• Instructions for the task:
Nothing but the lines holding the string "label" should appear in the answer. Copy them from the entries.

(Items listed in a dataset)
Segment Open

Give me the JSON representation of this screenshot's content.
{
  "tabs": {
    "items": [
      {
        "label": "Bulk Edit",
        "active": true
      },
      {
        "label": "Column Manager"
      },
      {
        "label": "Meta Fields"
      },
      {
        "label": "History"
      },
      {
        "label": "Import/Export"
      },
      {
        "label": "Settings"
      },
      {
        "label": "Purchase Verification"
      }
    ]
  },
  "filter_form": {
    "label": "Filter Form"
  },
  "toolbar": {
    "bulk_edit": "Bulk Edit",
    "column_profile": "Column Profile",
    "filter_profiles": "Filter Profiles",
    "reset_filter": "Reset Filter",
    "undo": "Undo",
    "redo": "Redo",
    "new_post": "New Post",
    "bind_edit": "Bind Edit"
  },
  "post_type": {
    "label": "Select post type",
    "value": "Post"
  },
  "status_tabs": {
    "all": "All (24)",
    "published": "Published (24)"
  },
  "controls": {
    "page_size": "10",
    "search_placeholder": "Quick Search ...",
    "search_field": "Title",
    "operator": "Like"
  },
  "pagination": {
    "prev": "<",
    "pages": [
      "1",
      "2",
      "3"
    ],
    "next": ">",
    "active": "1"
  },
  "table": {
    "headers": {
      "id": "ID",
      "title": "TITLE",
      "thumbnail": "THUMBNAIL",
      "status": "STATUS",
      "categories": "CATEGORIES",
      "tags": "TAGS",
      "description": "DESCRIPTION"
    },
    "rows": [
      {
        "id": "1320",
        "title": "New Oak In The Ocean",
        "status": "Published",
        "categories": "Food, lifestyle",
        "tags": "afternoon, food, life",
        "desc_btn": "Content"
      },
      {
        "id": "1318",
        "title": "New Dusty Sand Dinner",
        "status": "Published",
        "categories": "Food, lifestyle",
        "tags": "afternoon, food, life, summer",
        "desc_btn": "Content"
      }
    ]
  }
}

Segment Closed

• Response below:
        "label": "Bulk Edit",
        "label": "Column Manager"
        "label": "Meta Fields"
        "label": "History"
        "label": "Import/Export"
        "label": "Settings"
        "label": "Purchase Verification"
    "label": "Filter Form"
    "label": "Select post type",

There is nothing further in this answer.